(App and web page records)

- - - - -

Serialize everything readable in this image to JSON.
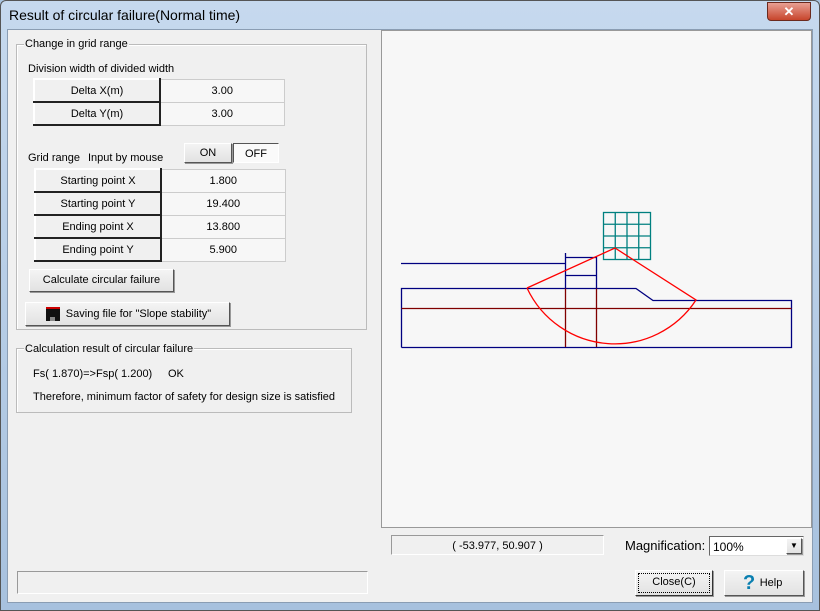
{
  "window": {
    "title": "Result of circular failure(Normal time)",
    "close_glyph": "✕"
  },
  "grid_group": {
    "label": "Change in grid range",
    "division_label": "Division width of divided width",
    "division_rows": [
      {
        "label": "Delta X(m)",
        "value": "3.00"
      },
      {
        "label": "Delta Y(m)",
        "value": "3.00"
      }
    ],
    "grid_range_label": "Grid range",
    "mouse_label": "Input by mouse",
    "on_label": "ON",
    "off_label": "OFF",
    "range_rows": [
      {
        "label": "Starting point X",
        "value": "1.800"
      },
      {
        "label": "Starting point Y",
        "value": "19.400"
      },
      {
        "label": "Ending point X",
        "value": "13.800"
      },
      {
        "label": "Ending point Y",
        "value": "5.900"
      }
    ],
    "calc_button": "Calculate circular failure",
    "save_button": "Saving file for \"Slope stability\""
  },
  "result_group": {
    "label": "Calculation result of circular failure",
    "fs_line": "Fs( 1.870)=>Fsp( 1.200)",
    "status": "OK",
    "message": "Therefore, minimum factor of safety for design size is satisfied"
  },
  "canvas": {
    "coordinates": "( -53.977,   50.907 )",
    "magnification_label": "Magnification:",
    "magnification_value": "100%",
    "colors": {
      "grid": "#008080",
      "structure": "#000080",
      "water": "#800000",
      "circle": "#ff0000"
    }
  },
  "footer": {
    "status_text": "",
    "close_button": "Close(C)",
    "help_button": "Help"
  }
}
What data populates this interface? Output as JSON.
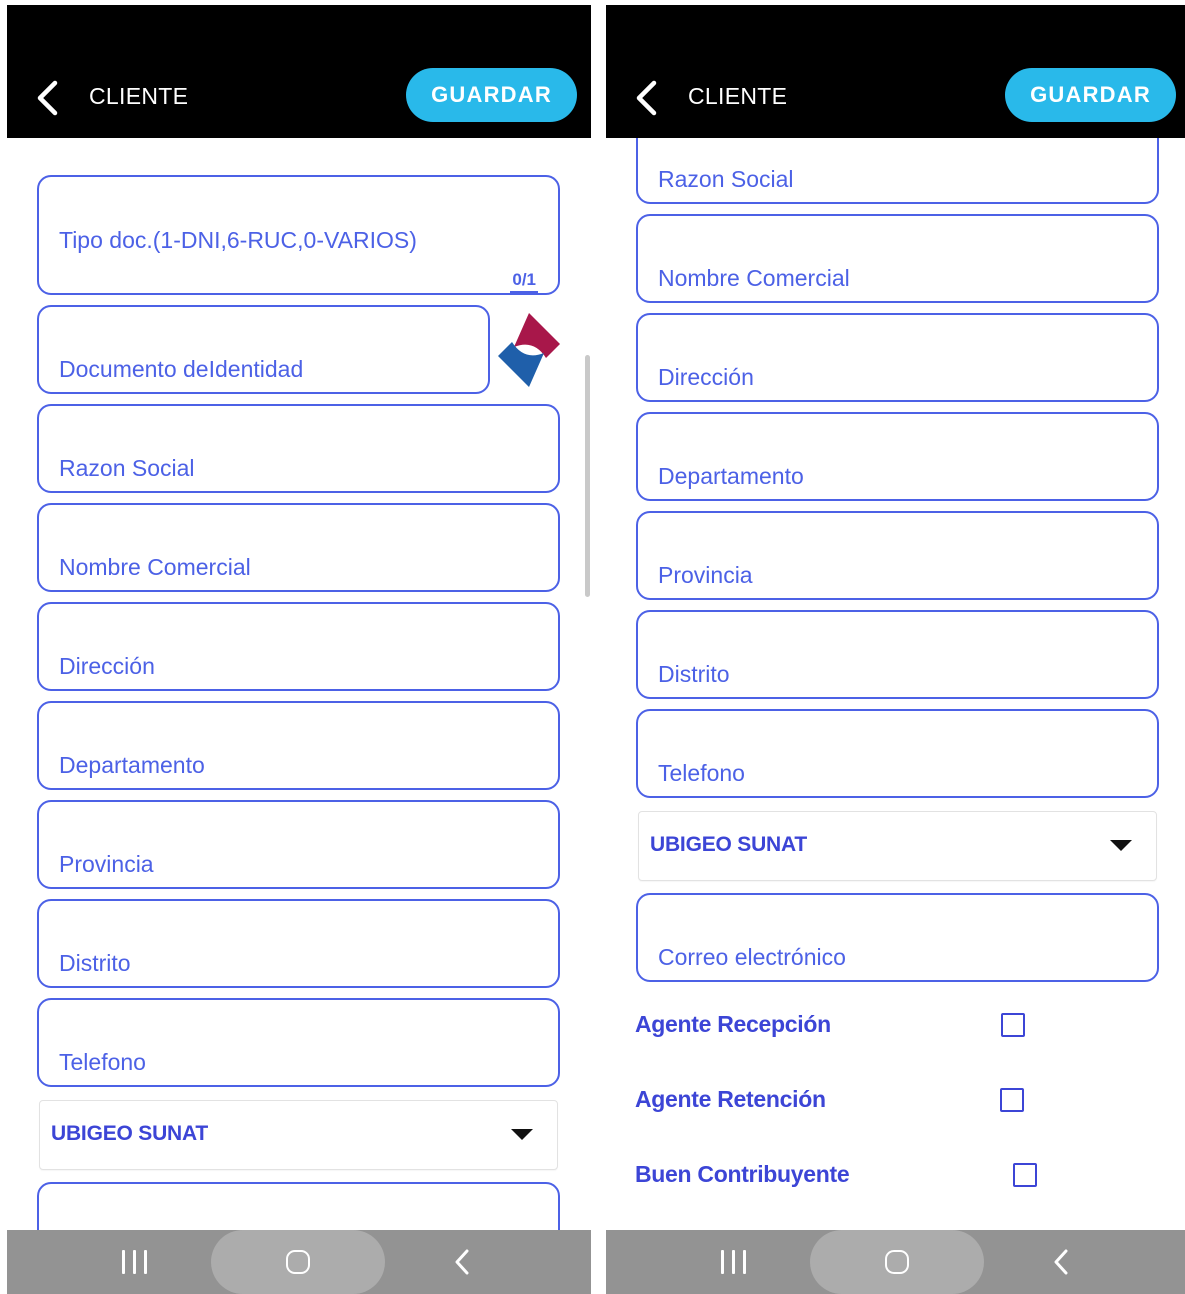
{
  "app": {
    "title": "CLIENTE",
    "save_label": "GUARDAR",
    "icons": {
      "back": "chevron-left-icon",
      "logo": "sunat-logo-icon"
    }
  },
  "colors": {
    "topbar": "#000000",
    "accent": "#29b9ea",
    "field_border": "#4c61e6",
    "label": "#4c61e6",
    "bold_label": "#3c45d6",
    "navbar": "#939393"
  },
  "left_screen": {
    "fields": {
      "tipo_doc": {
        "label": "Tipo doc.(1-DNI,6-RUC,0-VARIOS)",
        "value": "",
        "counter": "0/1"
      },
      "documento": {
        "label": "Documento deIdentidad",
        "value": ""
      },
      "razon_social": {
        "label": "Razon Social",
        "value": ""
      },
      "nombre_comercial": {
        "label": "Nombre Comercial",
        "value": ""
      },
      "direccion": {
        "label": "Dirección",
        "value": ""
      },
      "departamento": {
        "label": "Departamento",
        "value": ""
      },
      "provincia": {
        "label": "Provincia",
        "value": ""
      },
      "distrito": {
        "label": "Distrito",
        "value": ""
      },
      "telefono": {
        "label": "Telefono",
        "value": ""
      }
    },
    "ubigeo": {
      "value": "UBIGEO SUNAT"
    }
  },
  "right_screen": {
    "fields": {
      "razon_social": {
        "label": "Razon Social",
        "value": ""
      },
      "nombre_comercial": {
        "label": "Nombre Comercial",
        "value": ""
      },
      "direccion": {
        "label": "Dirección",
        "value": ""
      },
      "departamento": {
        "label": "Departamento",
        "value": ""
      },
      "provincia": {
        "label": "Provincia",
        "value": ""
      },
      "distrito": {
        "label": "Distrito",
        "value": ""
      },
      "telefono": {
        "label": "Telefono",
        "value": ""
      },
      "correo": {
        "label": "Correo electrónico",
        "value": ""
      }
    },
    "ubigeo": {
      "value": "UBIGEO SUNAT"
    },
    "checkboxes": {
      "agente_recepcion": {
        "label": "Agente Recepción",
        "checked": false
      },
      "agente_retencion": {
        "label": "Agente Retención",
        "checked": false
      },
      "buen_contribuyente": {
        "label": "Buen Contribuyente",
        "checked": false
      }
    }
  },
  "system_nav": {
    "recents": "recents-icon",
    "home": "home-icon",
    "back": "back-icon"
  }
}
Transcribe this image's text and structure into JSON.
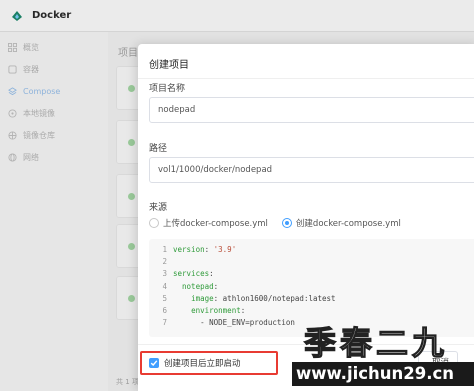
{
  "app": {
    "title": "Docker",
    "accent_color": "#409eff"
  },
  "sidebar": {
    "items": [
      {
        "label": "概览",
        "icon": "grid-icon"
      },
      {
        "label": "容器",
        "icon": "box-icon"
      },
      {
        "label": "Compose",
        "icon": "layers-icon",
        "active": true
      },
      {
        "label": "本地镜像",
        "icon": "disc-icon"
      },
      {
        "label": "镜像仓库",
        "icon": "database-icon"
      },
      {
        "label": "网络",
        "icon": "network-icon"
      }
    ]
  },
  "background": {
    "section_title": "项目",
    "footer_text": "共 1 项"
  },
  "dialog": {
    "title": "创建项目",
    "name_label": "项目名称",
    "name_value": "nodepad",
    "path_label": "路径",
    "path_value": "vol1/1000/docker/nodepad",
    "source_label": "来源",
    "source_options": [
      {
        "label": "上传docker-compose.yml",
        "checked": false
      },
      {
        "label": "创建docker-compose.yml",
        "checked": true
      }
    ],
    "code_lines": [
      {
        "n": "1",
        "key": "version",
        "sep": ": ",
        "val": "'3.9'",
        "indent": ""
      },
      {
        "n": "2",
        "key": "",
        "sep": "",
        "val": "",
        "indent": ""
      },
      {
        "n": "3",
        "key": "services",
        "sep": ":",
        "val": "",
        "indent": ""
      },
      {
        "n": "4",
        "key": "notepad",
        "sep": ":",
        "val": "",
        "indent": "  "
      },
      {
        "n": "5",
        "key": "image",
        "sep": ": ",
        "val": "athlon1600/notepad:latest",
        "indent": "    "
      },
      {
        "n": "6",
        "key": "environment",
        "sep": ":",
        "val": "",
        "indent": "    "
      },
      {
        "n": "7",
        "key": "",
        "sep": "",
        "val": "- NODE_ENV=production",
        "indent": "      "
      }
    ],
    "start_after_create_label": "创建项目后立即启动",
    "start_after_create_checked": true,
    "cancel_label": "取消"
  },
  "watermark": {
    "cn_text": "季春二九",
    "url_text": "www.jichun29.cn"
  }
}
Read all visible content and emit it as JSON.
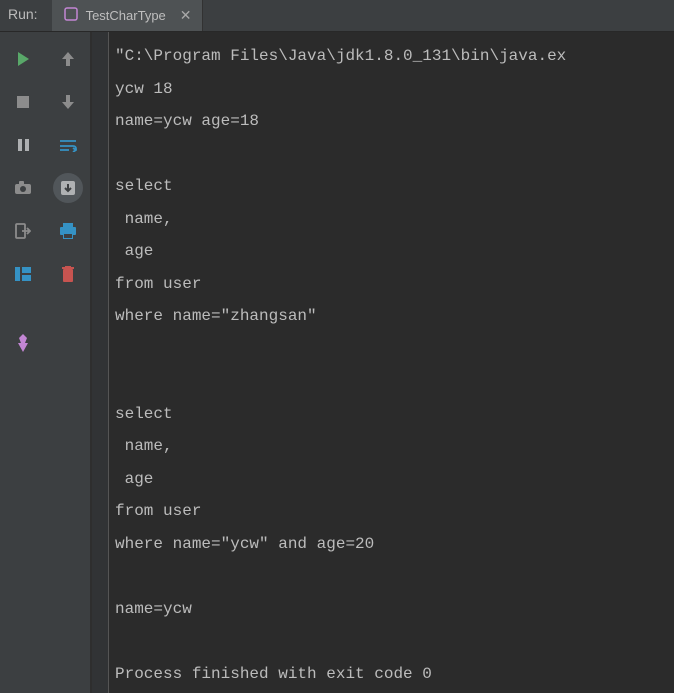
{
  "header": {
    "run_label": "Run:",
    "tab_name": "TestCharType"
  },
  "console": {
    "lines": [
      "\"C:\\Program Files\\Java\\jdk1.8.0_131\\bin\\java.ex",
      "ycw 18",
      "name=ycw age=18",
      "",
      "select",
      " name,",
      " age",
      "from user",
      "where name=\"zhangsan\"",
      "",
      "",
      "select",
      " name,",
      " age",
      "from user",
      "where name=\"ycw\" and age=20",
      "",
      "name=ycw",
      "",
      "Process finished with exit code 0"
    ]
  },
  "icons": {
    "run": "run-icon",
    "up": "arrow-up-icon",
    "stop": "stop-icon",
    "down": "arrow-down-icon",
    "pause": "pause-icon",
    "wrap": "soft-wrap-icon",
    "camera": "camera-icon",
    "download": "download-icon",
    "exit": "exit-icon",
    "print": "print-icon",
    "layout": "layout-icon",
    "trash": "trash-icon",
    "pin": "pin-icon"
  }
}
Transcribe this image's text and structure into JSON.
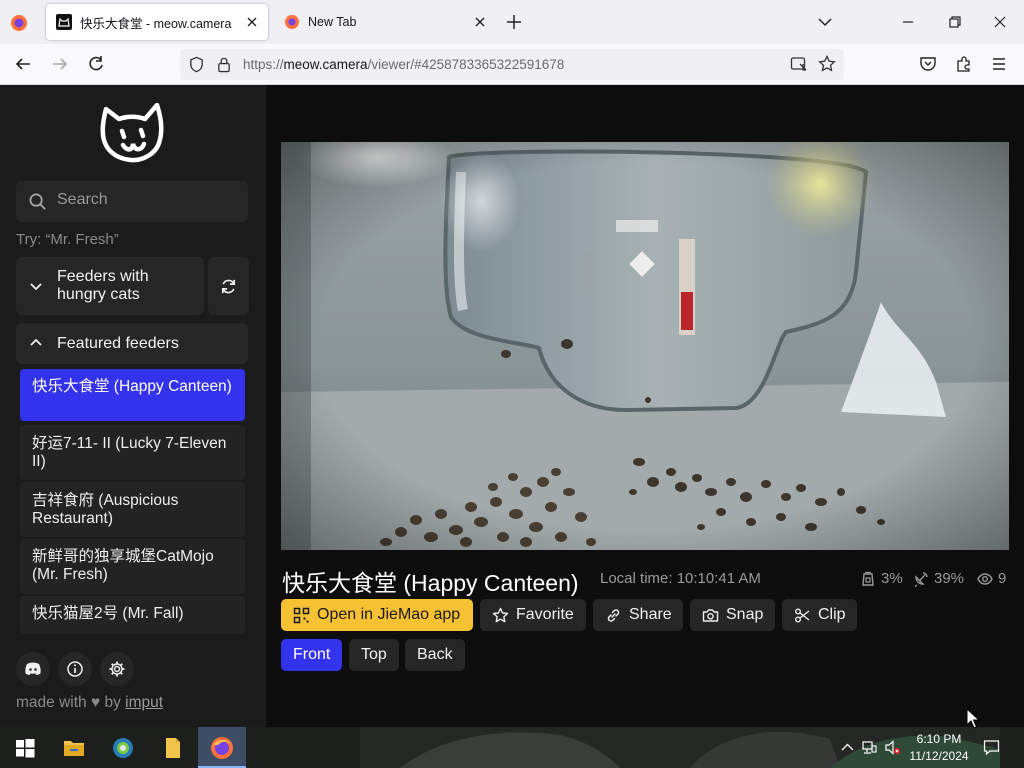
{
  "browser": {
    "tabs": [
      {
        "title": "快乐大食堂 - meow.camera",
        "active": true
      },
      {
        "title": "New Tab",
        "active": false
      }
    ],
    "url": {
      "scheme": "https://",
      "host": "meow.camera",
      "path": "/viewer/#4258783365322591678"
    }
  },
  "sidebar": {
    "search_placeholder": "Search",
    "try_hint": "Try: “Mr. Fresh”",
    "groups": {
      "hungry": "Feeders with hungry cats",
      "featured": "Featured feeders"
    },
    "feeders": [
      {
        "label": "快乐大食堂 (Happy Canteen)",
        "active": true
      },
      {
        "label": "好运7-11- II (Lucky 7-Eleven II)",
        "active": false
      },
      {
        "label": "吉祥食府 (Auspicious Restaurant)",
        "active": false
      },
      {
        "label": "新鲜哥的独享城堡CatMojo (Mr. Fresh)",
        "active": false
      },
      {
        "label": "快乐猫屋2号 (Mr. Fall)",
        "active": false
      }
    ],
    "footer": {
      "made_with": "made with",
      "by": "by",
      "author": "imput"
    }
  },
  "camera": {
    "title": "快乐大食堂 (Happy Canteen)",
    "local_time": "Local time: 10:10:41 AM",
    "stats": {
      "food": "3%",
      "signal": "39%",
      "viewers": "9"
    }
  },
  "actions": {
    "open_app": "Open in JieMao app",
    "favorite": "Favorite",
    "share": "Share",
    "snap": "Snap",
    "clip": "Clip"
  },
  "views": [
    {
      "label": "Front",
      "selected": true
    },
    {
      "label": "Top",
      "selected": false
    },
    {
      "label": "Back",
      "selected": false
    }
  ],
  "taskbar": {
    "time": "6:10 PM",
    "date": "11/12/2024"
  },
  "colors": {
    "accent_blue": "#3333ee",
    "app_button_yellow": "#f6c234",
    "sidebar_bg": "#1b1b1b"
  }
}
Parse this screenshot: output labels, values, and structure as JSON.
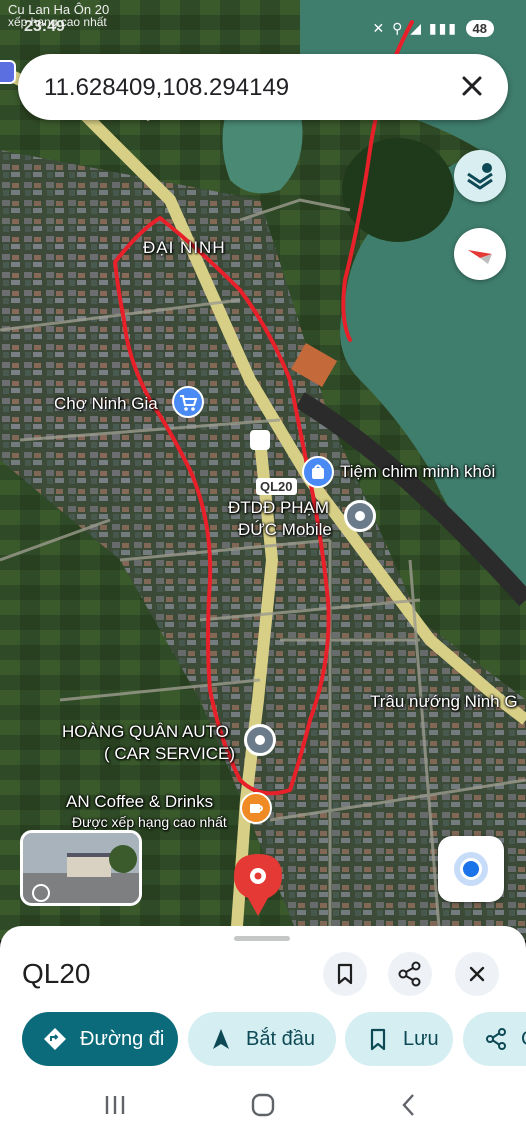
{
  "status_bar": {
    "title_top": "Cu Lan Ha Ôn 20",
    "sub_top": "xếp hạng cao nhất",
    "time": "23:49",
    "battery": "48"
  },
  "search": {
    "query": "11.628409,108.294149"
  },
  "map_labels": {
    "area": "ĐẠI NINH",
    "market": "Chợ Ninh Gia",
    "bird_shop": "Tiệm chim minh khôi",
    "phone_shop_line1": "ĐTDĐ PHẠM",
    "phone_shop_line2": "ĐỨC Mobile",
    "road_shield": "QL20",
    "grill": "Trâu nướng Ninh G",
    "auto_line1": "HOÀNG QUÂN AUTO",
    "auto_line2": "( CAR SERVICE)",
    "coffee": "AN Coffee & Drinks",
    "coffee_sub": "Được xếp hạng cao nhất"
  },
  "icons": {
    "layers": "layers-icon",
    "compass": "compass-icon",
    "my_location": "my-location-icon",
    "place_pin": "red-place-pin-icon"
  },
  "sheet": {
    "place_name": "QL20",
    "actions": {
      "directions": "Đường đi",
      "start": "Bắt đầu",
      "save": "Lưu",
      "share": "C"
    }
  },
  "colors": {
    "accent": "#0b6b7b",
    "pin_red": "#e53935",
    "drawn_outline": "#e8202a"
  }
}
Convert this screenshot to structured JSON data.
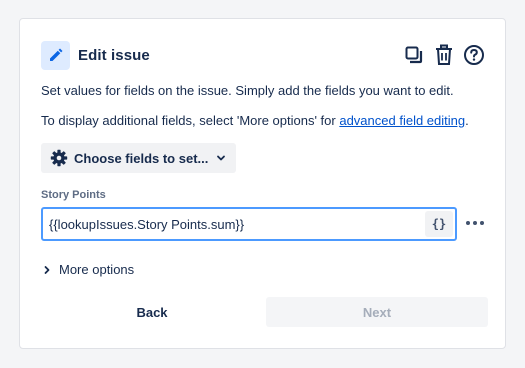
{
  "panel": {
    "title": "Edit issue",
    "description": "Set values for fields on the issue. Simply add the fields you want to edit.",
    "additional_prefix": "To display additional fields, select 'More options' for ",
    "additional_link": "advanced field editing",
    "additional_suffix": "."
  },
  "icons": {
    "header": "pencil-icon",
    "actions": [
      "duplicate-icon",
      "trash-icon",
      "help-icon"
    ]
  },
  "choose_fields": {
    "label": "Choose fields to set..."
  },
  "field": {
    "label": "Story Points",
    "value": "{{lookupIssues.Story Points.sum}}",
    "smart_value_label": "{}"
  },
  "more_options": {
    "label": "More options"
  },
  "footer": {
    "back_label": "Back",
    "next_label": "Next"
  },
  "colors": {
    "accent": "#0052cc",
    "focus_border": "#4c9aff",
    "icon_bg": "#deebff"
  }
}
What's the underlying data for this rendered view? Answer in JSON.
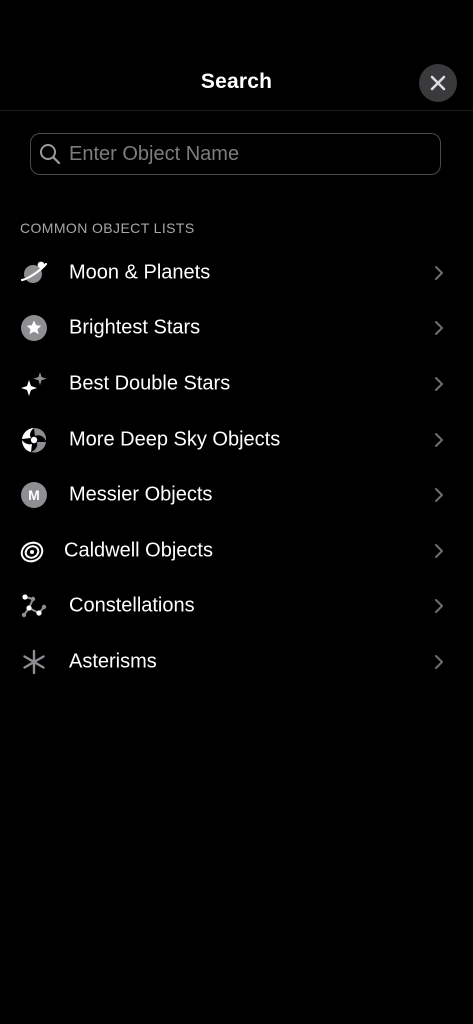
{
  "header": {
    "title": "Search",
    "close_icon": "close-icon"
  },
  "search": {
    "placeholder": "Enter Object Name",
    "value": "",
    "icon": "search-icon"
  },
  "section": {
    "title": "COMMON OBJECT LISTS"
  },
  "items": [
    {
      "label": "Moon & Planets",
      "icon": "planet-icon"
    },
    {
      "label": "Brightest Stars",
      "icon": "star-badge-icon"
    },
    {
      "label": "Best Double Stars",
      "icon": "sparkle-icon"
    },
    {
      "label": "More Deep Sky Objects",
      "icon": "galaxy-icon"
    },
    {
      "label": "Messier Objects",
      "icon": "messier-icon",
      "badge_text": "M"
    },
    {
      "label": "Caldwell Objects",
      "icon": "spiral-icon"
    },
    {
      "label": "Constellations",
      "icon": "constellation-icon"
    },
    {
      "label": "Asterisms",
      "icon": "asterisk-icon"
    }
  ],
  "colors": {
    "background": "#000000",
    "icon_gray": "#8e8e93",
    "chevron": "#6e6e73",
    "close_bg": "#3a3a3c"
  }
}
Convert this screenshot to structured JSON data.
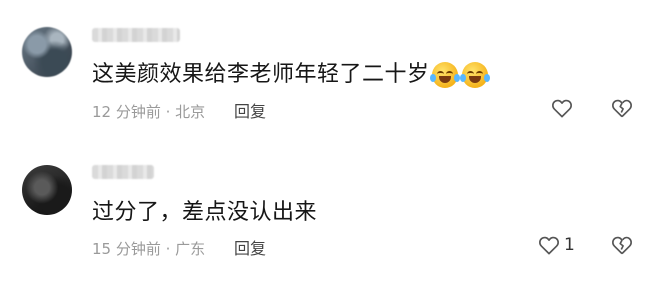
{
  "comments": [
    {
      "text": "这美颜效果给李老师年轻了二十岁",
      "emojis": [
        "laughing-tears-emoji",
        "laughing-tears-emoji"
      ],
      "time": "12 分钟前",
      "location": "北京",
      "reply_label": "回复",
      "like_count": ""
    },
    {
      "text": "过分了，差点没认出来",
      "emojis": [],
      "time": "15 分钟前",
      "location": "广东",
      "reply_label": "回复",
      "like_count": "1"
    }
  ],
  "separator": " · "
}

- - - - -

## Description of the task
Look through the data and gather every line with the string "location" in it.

## Worked solution
    "my_location": "my-location-icon",
      "location": "北京",
      "location": "广东",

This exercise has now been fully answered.